EXPLAINER: Why Court’s EPA-climate change ruling matters

              FILE - Steam billows from a coal-fired power plant Nov. 18, 2021, in Craig, Colo. The Supreme Court on Thursday, June 30, 2022, limited how the nation’s main anti-air pollution law can be used to reduce carbon dioxide emissions from power plants. By a 6-3 vote, with conservatives in the majority, the court said that the Clean Air Act does not give the Environmental Protection Agency broad authority to regulate greenhouse gas emissions from power plants that contribute to global warming. (AP Photo/Rick Bowmer, File)
            FILE - President Joe Biden speaks during the "Accelerating Clean Technology Innovation and Deployment" event at the COP26 U.N. Climate Summit, Nov. 2, 2021, in Glasgow, Scotland. The administration is holding its first onshore oil and gas leasing sales this week after a court rejected its attempt to suspend sales because of climate change concerns. (AP Photo/Evan Vucci, Pool, File) Nicky Sundt, of Washington, holds a sign with an image depicting Medusa that says, "Remember in November, Vote!," outside of the Supreme Court, Wednesday, June 29, 2022, in Washington. "I'm trans and I identify as female," says Sundt, "all the women in my life have supported me in my transition, and the least I can do is to come here and support them.
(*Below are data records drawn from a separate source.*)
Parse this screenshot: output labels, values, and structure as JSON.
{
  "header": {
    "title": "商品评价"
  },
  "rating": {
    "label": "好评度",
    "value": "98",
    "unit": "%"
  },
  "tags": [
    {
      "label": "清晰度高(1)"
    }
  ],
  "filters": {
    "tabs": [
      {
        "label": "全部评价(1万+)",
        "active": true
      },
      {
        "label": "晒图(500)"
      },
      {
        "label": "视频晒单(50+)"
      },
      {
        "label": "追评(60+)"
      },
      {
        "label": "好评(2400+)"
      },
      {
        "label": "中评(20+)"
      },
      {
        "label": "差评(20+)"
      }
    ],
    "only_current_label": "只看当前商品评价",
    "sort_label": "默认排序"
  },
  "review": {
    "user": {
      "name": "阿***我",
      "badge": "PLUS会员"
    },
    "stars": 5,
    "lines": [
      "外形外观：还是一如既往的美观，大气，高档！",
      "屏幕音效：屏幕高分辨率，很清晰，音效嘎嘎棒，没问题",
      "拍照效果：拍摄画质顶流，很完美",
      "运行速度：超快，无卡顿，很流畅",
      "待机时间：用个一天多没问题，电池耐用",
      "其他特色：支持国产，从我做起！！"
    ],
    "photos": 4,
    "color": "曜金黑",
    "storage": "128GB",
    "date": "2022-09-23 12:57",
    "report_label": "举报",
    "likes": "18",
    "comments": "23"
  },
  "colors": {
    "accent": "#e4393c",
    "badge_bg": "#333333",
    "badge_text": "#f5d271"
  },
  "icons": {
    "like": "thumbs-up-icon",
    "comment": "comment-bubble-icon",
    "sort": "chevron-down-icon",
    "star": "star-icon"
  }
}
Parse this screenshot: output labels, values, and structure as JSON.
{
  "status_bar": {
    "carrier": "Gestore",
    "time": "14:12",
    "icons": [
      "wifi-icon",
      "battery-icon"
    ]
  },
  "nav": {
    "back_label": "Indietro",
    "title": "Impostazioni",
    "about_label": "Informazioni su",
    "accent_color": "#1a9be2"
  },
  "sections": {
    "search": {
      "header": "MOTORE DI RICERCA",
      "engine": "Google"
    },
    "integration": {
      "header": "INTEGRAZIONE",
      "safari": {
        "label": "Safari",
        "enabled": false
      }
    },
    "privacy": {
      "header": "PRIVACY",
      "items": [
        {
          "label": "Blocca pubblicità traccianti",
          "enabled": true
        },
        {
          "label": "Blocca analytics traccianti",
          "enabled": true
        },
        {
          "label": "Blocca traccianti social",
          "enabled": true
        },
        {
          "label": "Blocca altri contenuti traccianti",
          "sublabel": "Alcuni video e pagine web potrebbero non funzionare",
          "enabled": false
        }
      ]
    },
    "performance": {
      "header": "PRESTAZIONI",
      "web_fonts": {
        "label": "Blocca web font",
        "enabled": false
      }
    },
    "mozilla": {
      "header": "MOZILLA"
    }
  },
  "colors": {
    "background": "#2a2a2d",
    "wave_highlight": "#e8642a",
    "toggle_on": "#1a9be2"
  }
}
I don't have voting rights living in DC so what is there left to do but hold signs and protest." She is concerned about climate change, women's rights, and gay rights. (AP Photo/Jacquelyn Martin)